Day: July 29, 2013

Registration now open for the 14th Biennial Governor’s Conference on the Management of the Illinois River System

Illinois-River-2013-impact Registration is now open for the 14th Biennial Governor’s Conference on the Illinois River system – Working Locally-Reaching Globally, which will be held in Peoria, IL from October 1-3, 2013.

The conference will host speakers from Federal, State and private organizations on new technology, environmental and economic health, and green thinking. The conference will take a new focus on the global impacts of the Illinois River and its inhabitants – aquatic life, wildlife, plants and YOU! The conference is coming this October 1-3 at Peoria’s Four Points by Sheraton.

Register online now at www.conferences.illinois.edu/ilriver or by calling 217-244-7657.

How should we deal with increasing electronic waste? [audio]

Listen to the interview.

As new technology becomes more rapidly available, unwanted electronics are building up in America’s landfills.  Electronics or e-waste makes up  nearly 70% of toxic waste found in landfills. Jim Grandholm, founder of Michigan-based Green Earth Electronics Recycling, discusses how these items become e-waste and how they can be safely disposed of or donated.

Regional variations in the health, environmental, and climate benefits of wind and solar generation

Kyle Siler-Evans, Inês Lima Azevedo, M. Granger Morgan, and Jay Apt (2013). “Regional variations in the health, environmental, and climate benefits of wind and solar generation.” Proceedings of the National Academy of Sciences, online ahead of print. http://dx.doi.org/10.1073/pnas.1221978110

Abstract: When wind or solar energy displace conventional generation, the reduction in emissions varies dramatically across the United States.

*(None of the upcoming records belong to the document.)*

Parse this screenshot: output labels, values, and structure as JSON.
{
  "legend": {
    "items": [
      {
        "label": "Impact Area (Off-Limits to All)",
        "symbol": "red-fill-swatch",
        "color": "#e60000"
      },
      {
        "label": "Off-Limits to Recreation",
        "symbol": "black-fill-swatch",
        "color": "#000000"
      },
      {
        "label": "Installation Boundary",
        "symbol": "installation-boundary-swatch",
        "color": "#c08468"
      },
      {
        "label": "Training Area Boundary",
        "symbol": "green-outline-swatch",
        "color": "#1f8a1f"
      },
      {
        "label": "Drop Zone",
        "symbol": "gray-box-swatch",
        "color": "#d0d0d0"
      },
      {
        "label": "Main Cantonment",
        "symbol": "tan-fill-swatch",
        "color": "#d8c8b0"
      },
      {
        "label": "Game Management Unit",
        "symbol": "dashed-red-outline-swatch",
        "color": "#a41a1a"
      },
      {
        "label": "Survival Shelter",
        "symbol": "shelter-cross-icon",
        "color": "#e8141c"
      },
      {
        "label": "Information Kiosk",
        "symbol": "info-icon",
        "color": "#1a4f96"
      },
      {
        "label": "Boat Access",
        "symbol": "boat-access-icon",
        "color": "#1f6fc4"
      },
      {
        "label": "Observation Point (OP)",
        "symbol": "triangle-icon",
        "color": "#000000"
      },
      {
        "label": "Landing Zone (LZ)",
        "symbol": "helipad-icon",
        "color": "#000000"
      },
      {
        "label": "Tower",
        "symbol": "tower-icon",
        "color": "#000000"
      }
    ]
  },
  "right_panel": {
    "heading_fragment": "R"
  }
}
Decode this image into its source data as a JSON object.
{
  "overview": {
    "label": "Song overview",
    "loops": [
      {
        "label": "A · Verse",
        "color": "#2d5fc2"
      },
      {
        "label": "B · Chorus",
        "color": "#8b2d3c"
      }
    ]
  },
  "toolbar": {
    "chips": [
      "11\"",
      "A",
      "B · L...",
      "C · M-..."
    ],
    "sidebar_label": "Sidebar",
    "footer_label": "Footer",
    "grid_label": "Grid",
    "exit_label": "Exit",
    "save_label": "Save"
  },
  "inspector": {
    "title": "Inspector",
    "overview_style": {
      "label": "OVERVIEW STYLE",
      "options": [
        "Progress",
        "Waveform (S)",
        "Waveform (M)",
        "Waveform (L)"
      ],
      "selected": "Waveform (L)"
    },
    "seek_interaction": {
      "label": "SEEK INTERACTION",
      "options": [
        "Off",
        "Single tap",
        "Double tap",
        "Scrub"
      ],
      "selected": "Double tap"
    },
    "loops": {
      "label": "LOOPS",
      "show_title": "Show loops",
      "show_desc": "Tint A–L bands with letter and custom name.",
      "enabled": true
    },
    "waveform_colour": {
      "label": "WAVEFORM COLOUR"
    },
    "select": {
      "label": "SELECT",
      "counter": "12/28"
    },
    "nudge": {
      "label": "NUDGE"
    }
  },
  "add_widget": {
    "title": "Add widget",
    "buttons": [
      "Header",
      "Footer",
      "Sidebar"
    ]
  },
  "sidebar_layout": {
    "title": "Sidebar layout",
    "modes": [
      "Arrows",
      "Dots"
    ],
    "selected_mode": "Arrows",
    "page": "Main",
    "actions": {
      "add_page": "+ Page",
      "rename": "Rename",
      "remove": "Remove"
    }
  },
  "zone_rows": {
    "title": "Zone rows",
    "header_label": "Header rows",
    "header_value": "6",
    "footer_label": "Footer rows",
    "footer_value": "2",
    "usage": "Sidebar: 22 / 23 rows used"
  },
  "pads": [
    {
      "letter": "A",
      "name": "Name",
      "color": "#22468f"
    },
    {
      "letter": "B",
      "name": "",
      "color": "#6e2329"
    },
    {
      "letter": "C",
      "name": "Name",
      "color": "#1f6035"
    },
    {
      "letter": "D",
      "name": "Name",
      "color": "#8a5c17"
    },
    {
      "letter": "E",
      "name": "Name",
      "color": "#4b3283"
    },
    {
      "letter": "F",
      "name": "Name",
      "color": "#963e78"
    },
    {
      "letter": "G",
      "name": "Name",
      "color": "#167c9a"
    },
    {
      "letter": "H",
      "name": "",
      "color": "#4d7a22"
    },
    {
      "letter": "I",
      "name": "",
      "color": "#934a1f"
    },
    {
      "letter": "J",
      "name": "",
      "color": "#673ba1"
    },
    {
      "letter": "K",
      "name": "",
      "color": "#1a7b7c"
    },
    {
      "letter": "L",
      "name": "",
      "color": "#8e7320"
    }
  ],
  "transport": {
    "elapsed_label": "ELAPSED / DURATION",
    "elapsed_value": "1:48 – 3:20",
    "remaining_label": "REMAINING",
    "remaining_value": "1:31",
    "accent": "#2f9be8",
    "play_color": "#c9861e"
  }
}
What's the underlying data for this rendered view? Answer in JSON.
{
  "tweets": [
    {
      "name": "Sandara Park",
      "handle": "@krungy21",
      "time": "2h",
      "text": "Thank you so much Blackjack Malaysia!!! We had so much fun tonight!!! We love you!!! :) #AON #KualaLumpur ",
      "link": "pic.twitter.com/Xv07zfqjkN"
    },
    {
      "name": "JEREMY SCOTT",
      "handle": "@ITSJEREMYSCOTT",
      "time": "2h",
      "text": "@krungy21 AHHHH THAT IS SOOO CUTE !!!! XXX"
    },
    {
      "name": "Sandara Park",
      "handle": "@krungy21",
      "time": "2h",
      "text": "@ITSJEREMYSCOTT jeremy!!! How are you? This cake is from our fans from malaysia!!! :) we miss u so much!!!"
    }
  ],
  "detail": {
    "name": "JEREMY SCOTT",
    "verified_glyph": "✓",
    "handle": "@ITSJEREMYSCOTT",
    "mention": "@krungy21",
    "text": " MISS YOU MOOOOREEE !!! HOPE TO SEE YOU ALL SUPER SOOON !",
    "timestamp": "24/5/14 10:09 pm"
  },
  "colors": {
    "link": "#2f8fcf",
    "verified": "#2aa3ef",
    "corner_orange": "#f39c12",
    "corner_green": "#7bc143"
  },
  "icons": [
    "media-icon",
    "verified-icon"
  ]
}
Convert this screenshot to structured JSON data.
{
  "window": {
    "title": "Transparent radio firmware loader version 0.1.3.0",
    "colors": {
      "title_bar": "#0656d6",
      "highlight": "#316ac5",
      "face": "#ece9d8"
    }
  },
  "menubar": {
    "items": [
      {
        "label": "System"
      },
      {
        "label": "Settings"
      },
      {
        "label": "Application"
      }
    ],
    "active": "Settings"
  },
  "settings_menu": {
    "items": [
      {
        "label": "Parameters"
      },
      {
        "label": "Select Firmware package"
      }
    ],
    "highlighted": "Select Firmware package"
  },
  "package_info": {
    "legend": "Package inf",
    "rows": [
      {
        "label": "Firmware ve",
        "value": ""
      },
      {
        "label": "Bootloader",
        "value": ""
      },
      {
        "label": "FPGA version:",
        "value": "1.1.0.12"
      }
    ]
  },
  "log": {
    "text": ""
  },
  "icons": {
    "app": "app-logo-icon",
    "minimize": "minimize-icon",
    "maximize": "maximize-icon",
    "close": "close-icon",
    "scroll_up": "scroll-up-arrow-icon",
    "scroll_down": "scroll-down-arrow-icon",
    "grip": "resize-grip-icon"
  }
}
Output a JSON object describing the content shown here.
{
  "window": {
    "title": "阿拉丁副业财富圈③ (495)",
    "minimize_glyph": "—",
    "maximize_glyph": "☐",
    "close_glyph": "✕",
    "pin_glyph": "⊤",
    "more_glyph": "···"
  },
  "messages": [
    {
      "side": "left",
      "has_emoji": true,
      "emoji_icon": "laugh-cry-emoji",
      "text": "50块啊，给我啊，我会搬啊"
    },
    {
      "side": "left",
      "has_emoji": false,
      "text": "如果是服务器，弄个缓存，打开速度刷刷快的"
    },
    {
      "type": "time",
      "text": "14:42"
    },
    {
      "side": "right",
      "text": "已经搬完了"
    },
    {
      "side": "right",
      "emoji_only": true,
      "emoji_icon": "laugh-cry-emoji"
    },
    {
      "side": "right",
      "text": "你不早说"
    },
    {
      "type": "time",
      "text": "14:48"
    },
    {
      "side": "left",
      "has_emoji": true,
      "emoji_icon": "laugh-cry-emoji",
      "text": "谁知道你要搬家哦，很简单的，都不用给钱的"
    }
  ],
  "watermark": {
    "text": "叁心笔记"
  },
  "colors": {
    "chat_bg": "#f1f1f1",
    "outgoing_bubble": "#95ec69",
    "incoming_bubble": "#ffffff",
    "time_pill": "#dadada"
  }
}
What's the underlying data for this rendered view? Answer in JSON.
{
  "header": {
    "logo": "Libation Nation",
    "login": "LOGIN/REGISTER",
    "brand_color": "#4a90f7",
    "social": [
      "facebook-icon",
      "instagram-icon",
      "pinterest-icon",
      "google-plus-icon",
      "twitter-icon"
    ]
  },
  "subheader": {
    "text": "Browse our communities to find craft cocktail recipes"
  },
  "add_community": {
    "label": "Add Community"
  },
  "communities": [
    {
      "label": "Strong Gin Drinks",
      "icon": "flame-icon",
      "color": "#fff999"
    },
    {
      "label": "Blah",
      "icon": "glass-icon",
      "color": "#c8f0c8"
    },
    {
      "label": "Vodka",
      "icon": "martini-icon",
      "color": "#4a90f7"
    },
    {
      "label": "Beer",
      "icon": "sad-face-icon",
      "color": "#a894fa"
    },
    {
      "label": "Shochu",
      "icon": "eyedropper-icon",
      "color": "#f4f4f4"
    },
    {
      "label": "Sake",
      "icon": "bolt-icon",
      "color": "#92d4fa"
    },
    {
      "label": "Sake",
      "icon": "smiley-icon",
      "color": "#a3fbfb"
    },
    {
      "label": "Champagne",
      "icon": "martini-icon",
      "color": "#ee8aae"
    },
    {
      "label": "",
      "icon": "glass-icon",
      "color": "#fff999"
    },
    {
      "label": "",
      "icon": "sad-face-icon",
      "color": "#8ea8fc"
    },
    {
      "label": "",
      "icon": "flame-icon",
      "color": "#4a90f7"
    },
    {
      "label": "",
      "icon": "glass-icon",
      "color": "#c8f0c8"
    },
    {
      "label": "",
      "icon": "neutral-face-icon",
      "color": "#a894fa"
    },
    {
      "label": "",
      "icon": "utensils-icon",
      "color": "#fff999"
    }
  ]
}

Although the Southwest has the greatest solar resource, a solar panel in New Jersey displaces significantly more sulfur dioxide, nitrogen oxides, and particulate matter than a panel in Arizona, resulting in 15 times more health and environmental benefits. A wind turbine in West Virginia displaces twice as much carbon dioxide as the same turbine in California. Depending on location, we estimate that the combined health, environmental, and climate benefits from wind or solar range from $10/MWh to $100/MWh, and the sites with the highest energy output do not yield the greatest social benefits in many cases. We estimate that the social benefits from existing wind farms are roughly 60% higher than the cost of the Production Tax Credit, an important federal subsidy for wind energy. However, that same investment could achieve greater health, environmental, and climate benefits if it were differentiated by region.